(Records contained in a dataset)
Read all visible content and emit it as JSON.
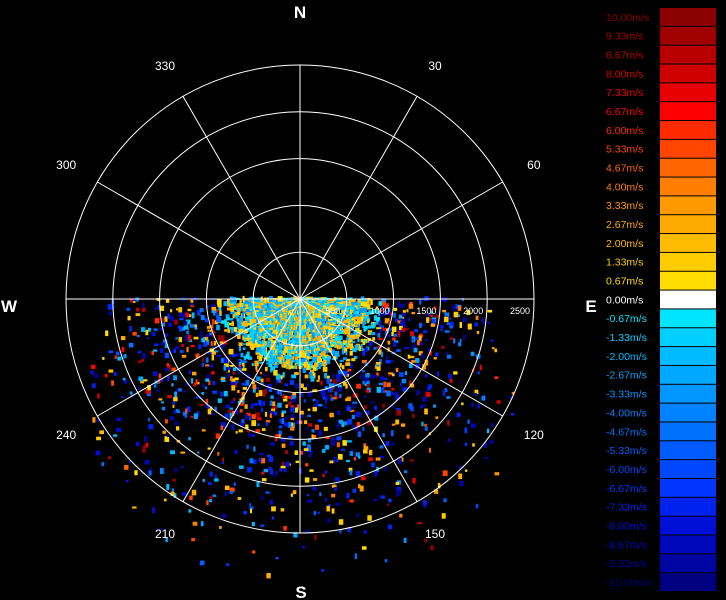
{
  "chart_data": {
    "type": "radar-ppi",
    "cardinals": {
      "north": "N",
      "east": "E",
      "south": "S",
      "west": "W"
    },
    "bearing_labels": [
      "30",
      "60",
      "120",
      "150",
      "210",
      "240",
      "300",
      "330"
    ],
    "range_labels": [
      "500",
      "1000",
      "1500",
      "2000",
      "2500"
    ],
    "range_max": 2500,
    "coverage_sector_deg": [
      90,
      270
    ],
    "colorbar": {
      "unit": "m/s",
      "labels": [
        "10.00m/s",
        "9.33m/s",
        "8.67m/s",
        "8.00m/s",
        "7.33m/s",
        "6.67m/s",
        "6.00m/s",
        "5.33m/s",
        "4.67m/s",
        "4.00m/s",
        "3.33m/s",
        "2.67m/s",
        "2.00m/s",
        "1.33m/s",
        "0.67m/s",
        "0.00m/s",
        "-0.67m/s",
        "-1.33m/s",
        "-2.00m/s",
        "-2.67m/s",
        "-3.33m/s",
        "-4.00m/s",
        "-4.67m/s",
        "-5.33m/s",
        "-6.00m/s",
        "-6.67m/s",
        "-7.33m/s",
        "-8.00m/s",
        "-8.67m/s",
        "-9.33m/s",
        "-10.00m/s"
      ],
      "colors": [
        "#8b0000",
        "#a00000",
        "#b80000",
        "#d00000",
        "#e60000",
        "#ff0000",
        "#ff2a00",
        "#ff4500",
        "#ff6600",
        "#ff7f00",
        "#ff9900",
        "#ffaa00",
        "#ffbb00",
        "#ffcc00",
        "#ffdd00",
        "#ffffff",
        "#00e5ff",
        "#00d0ff",
        "#00bbff",
        "#00a8ff",
        "#0095ff",
        "#0082ff",
        "#0070ff",
        "#005cff",
        "#0048ff",
        "#0035ff",
        "#0022ee",
        "#0010d8",
        "#0008bb",
        "#0004a0",
        "#000080"
      ],
      "label_colors": [
        "#8b0000",
        "#a00000",
        "#b80000",
        "#d00000",
        "#e60000",
        "#ff0000",
        "#ff2a00",
        "#ff4500",
        "#ff6600",
        "#ff7f00",
        "#ff9900",
        "#ffaa00",
        "#ffbb00",
        "#ffcc00",
        "#ffdd00",
        "#ffffff",
        "#00e5ff",
        "#00d0ff",
        "#00bbff",
        "#00a8ff",
        "#0095ff",
        "#0082ff",
        "#0070ff",
        "#005cff",
        "#0048ff",
        "#0035ff",
        "#0022ee",
        "#0010d8",
        "#0008bb",
        "#0004a0",
        "#000080"
      ]
    }
  }
}
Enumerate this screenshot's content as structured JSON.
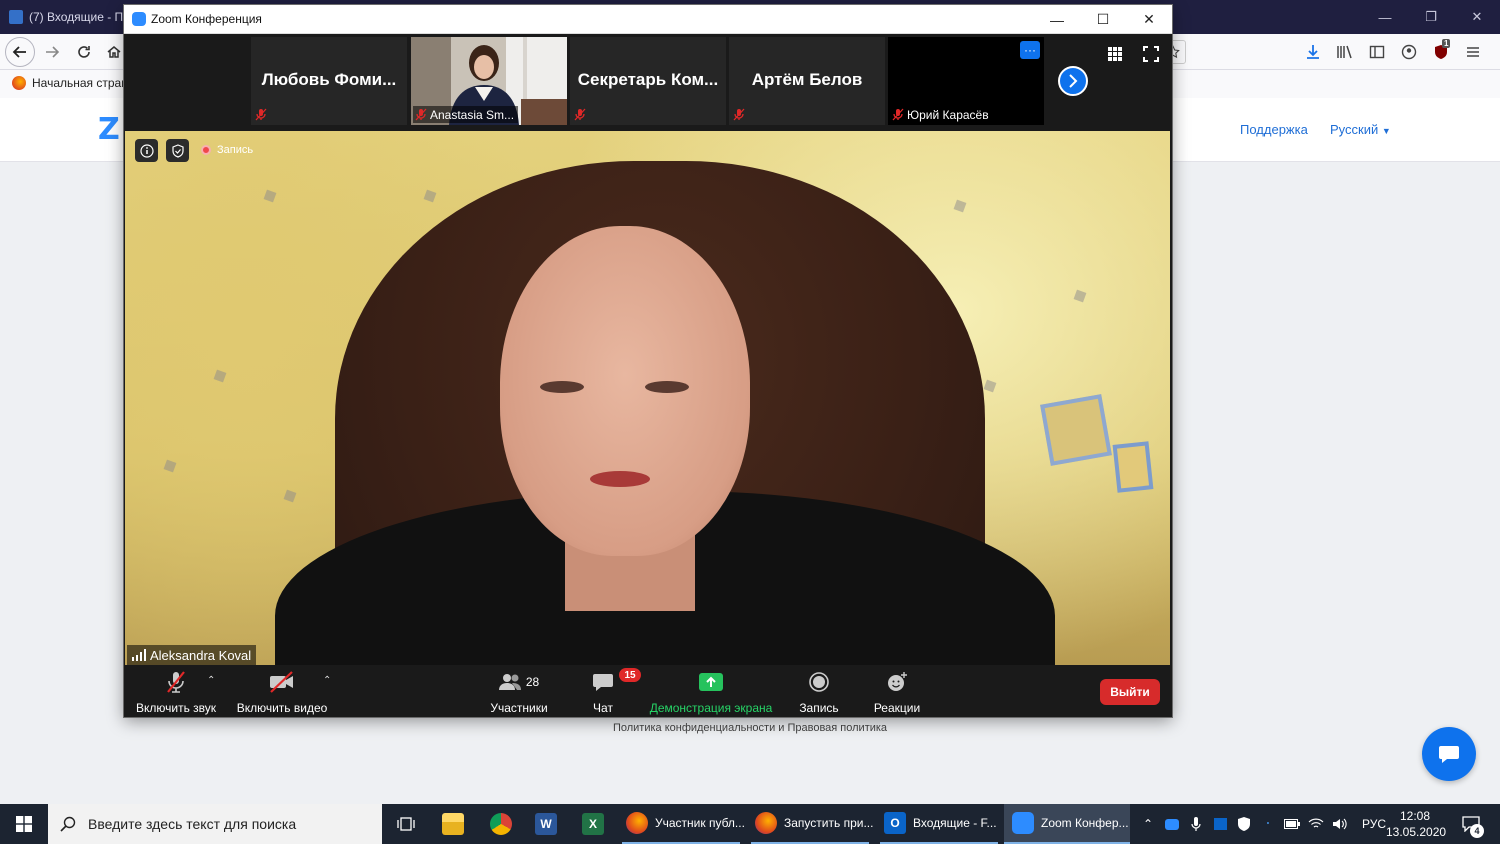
{
  "browser": {
    "tab_title": "(7) Входящие - П",
    "bookmark_home": "Начальная стран",
    "site_support": "Поддержка",
    "site_language": "Русский",
    "site_footer": "Политика конфиденциальности и Правовая политика",
    "ublock_count": "1"
  },
  "zoom": {
    "window_title": "Zoom Конференция",
    "thumbnails": [
      {
        "name": "Любовь Фоми...",
        "label": "",
        "muted": true,
        "video": false
      },
      {
        "name": "",
        "label": "Anastasia Sm...",
        "muted": true,
        "video": true
      },
      {
        "name": "Секретарь Ком...",
        "label": "",
        "muted": true,
        "video": false
      },
      {
        "name": "Артём Белов",
        "label": "",
        "muted": true,
        "video": false
      },
      {
        "name": "",
        "label": "Юрий Карасёв",
        "muted": true,
        "video": true
      }
    ],
    "thumb_more": "···",
    "recording_label": "Запись",
    "active_speaker": "Aleksandra Koval",
    "toolbar": {
      "audio_label": "Включить звук",
      "video_label": "Включить видео",
      "participants_label": "Участники",
      "participants_count": "28",
      "chat_label": "Чат",
      "chat_badge": "15",
      "share_label": "Демонстрация экрана",
      "record_label": "Запись",
      "reactions_label": "Реакции",
      "leave_label": "Выйти"
    },
    "colors": {
      "accent": "#0e72ed",
      "share": "#26d366",
      "leave": "#d72b2b",
      "mute": "#e02828"
    }
  },
  "taskbar": {
    "search_placeholder": "Введите здесь текст для поиска",
    "apps": [
      {
        "label": "Участник публ..."
      },
      {
        "label": "Запустить при..."
      },
      {
        "label": "Входящие - F..."
      },
      {
        "label": "Zoom Конфер..."
      }
    ],
    "language": "РУС",
    "time": "12:08",
    "date": "13.05.2020",
    "notification_count": "4"
  }
}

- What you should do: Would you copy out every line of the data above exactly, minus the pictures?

- Task answer:
Read all visible content and emit it as JSON.
{
  "chart_data": {
    "type": "radar-ppi",
    "cardinals": {
      "north": "N",
      "east": "E",
      "south": "S",
      "west": "W"
    },
    "bearing_labels": [
      "30",
      "60",
      "120",
      "150",
      "210",
      "240",
      "300",
      "330"
    ],
    "range_labels": [
      "500",
      "1000",
      "1500",
      "2000",
      "2500"
    ],
    "range_max": 2500,
    "coverage_sector_deg": [
      90,
      270
    ],
    "colorbar": {
      "unit": "m/s",
      "labels": [
        "10.00m/s",
        "9.33m/s",
        "8.67m/s",
        "8.00m/s",
        "7.33m/s",
        "6.67m/s",
        "6.00m/s",
        "5.33m/s",
        "4.67m/s",
        "4.00m/s",
        "3.33m/s",
        "2.67m/s",
        "2.00m/s",
        "1.33m/s",
        "0.67m/s",
        "0.00m/s",
        "-0.67m/s",
        "-1.33m/s",
        "-2.00m/s",
        "-2.67m/s",
        "-3.33m/s",
        "-4.00m/s",
        "-4.67m/s",
        "-5.33m/s",
        "-6.00m/s",
        "-6.67m/s",
        "-7.33m/s",
        "-8.00m/s",
        "-8.67m/s",
        "-9.33m/s",
        "-10.00m/s"
      ],
      "colors": [
        "#8b0000",
        "#a00000",
        "#b80000",
        "#d00000",
        "#e60000",
        "#ff0000",
        "#ff2a00",
        "#ff4500",
        "#ff6600",
        "#ff7f00",
        "#ff9900",
        "#ffaa00",
        "#ffbb00",
        "#ffcc00",
        "#ffdd00",
        "#ffffff",
        "#00e5ff",
        "#00d0ff",
        "#00bbff",
        "#00a8ff",
        "#0095ff",
        "#0082ff",
        "#0070ff",
        "#005cff",
        "#0048ff",
        "#0035ff",
        "#0022ee",
        "#0010d8",
        "#0008bb",
        "#0004a0",
        "#000080"
      ],
      "label_colors": [
        "#8b0000",
        "#a00000",
        "#b80000",
        "#d00000",
        "#e60000",
        "#ff0000",
        "#ff2a00",
        "#ff4500",
        "#ff6600",
        "#ff7f00",
        "#ff9900",
        "#ffaa00",
        "#ffbb00",
        "#ffcc00",
        "#ffdd00",
        "#ffffff",
        "#00e5ff",
        "#00d0ff",
        "#00bbff",
        "#00a8ff",
        "#0095ff",
        "#0082ff",
        "#0070ff",
        "#005cff",
        "#0048ff",
        "#0035ff",
        "#0022ee",
        "#0010d8",
        "#0008bb",
        "#0004a0",
        "#000080"
      ]
    }
  }
}
Enumerate this screenshot's content as structured JSON.
{
  "browser": {
    "tab_title": "(7) Входящие - П",
    "bookmark_home": "Начальная стран",
    "site_support": "Поддержка",
    "site_language": "Русский",
    "site_footer": "Политика конфиденциальности и Правовая политика",
    "ublock_count": "1"
  },
  "zoom": {
    "window_title": "Zoom Конференция",
    "thumbnails": [
      {
        "name": "Любовь Фоми...",
        "label": "",
        "muted": true,
        "video": false
      },
      {
        "name": "",
        "label": "Anastasia Sm...",
        "muted": true,
        "video": true
      },
      {
        "name": "Секретарь Ком...",
        "label": "",
        "muted": true,
        "video": false
      },
      {
        "name": "Артём Белов",
        "label": "",
        "muted": true,
        "video": false
      },
      {
        "name": "",
        "label": "Юрий Карасёв",
        "muted": true,
        "video": true
      }
    ],
    "thumb_more": "···",
    "recording_label": "Запись",
    "active_speaker": "Aleksandra Koval",
    "toolbar": {
      "audio_label": "Включить звук",
      "video_label": "Включить видео",
      "participants_label": "Участники",
      "participants_count": "28",
      "chat_label": "Чат",
      "chat_badge": "15",
      "share_label": "Демонстрация экрана",
      "record_label": "Запись",
      "reactions_label": "Реакции",
      "leave_label": "Выйти"
    },
    "colors": {
      "accent": "#0e72ed",
      "share": "#26d366",
      "leave": "#d72b2b",
      "mute": "#e02828"
    }
  },
  "taskbar": {
    "search_placeholder": "Введите здесь текст для поиска",
    "apps": [
      {
        "label": "Участник публ..."
      },
      {
        "label": "Запустить при..."
      },
      {
        "label": "Входящие - F..."
      },
      {
        "label": "Zoom Конфер..."
      }
    ],
    "language": "РУС",
    "time": "12:08",
    "date": "13.05.2020",
    "notification_count": "4"
  }
}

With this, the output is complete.